The company has also developed handheld fingerprint capture devices for law enforcement, enabling officers in the field to capture prints and have them searched against a criminal database in short order. The company has also developed a handheld multimodal biometric capture and search device called the Fusion that it has been trying to sell to the U.S. military.

In the biometric software matching arena, Cogent’s key competitors are France’s Safran Group and Japan’s NEC Corp. In the handheld biometric device market for military customers, L-1 Identity Solutions [ID] is the leader.

3M has document reader and authentication technology and provides systems integration capabilities for credentialing and issuance. The company has the contract to provide an end-to-end solution for Arkansas drivers’ licenses and produces Panama’s national ID card. 3M also provides security materials such as laminates to protect against counterfeiting and tampering.

3M pegs the global biometrics market at around $4 billion, saying it is projected to grow at more than 20 percent annually. The company said the pending deal will open doors for it in the law enforcement community.

“Adding Cogent Systems’ products to our business strengthens our product portfolio and services in high security credential issuance and authentication systems and position’s 3M’s business in law enforcement applications,” Mike Delkoski, vice president and general manager for 3M’s Security Systems division, said in a statement. “It also expands our reach into access control and other commercial ID and authentication applications.”

3M said the acquisition, which is expected to close in the fourth quarter of 2010, would be dilutive to its earnings per share by around 9 or 10 cents for the 12-month period after the deal is completed. Given Cogent’s strong cash position, the aggregate value of the acquisition is $943 million.

The proposed purchase of Cogent is the latest in a series of ongoing deals that are consolidating the security space. Last year Safran acquired the homeland protection business of General Electric [GE]. Additionally, SAIC [SAI] late last year acquired a passenger vehicle scanning system from Spectrum San Diego and this month purchased Reveal Imaging Technologies, a developer and producer of automated explosives detection system for checked bags at airports. And FLIR Corp. [FLIR] this month agreed to acquire ICx Technologies [ICXT], a producer of surveillance and detection products for homeland security, defense and commercial applications.

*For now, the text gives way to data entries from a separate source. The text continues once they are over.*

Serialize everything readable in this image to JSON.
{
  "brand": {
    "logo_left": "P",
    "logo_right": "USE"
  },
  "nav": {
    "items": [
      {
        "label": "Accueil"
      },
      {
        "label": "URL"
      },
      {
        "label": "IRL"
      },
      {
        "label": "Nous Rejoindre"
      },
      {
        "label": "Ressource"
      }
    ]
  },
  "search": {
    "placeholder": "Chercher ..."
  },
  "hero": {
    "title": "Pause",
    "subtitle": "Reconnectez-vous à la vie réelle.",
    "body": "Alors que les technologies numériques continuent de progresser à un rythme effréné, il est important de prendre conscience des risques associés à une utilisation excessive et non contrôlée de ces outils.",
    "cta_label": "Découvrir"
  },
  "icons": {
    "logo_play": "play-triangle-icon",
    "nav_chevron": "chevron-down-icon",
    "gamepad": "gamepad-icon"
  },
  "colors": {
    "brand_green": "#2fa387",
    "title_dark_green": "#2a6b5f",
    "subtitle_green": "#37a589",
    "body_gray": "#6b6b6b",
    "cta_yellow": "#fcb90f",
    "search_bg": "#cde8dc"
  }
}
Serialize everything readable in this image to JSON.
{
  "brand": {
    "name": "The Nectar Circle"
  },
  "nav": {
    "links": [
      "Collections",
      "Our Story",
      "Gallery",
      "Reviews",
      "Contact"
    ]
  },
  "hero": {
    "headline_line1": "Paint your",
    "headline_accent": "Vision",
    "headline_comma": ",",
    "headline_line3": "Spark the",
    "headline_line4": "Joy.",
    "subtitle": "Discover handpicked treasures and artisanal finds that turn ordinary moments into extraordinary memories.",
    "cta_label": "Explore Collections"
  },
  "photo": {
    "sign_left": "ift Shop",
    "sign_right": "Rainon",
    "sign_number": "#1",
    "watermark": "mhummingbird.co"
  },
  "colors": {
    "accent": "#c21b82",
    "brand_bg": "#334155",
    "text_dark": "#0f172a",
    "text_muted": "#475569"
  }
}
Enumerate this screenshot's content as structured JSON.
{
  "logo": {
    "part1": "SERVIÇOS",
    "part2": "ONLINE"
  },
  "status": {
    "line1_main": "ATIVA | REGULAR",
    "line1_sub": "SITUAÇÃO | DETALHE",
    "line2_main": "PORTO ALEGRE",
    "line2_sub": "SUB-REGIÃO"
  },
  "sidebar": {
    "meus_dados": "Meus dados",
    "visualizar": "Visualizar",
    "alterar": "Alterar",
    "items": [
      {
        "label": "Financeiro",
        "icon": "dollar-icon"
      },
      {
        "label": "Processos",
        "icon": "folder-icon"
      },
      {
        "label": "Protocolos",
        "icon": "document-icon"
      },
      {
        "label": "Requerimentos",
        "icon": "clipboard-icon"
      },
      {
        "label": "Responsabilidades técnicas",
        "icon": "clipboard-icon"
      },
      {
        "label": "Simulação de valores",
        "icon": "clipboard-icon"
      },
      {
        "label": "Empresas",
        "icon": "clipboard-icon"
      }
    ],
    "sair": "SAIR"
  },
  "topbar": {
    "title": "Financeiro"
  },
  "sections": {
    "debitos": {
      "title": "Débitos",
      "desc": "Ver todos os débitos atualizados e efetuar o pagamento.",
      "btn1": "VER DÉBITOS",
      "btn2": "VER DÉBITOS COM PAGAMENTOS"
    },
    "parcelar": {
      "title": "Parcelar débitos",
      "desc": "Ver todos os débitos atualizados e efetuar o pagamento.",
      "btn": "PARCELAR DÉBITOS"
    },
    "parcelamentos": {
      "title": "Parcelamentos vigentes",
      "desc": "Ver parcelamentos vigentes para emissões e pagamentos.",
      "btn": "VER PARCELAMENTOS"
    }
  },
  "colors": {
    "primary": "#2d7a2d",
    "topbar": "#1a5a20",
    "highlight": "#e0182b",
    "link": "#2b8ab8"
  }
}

On top of this recent deal activity, L-1 has been on the market all year. Benchmark analyst Millward, citing industry sources, said yesterday in her client note that Safran may announce as soon as today a bid for L-1.

3M said that Ming Hsieh, founder and CEO of Cogent, will remain with the company after the deal closes. Cogent will become part of 3M’s Security Systems division.

Cogent’s financial advisers on the deal were Credit Suisse and Goldman Sachs. 3M was advised by J.P. Morgan.